[THE PROBLEM]
If a line holds the word "icon", copy it from the entries.

[RECORDS FOR PROCESSING]
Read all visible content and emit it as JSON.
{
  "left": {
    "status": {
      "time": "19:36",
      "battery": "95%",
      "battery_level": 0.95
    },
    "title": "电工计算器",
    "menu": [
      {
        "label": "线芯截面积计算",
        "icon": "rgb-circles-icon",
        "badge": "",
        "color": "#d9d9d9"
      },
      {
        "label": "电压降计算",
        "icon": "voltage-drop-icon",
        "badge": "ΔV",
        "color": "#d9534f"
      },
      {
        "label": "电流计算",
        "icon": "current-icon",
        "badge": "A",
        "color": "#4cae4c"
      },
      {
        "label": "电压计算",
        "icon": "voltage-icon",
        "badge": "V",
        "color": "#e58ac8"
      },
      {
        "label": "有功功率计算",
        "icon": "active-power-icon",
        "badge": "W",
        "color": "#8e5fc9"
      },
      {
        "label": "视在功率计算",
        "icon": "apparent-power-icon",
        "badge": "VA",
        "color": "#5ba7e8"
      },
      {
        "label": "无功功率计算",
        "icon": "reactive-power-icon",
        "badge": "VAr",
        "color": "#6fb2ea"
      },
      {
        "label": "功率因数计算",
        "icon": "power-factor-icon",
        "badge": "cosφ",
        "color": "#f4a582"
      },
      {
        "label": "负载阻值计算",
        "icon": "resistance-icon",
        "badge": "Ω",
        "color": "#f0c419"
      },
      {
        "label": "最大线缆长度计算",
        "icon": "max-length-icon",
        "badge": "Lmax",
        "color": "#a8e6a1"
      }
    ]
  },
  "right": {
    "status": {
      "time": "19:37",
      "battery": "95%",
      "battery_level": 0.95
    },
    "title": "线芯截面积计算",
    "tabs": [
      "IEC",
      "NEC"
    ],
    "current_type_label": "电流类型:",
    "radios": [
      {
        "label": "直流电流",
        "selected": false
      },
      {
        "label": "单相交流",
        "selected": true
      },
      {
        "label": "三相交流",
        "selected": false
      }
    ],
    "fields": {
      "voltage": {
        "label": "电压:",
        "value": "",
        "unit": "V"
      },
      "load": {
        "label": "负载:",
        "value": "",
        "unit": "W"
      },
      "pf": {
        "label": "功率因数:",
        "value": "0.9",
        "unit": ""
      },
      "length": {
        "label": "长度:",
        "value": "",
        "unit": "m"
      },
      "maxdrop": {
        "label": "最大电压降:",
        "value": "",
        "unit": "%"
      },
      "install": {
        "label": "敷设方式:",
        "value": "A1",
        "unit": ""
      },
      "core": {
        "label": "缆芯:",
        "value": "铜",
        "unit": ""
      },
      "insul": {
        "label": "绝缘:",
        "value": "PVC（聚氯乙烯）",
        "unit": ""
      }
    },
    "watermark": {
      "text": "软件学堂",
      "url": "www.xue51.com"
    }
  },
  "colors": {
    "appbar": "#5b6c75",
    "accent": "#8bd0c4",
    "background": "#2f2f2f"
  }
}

[RESPONSE]
        "icon": "rgb-circles-icon",
        "icon": "voltage-drop-icon",
        "icon": "current-icon",
        "icon": "voltage-icon",
        "icon": "active-power-icon",
        "icon": "apparent-power-icon",
        "icon": "reactive-power-icon",
        "icon": "power-factor-icon",
        "icon": "resistance-icon",
        "icon": "max-length-icon",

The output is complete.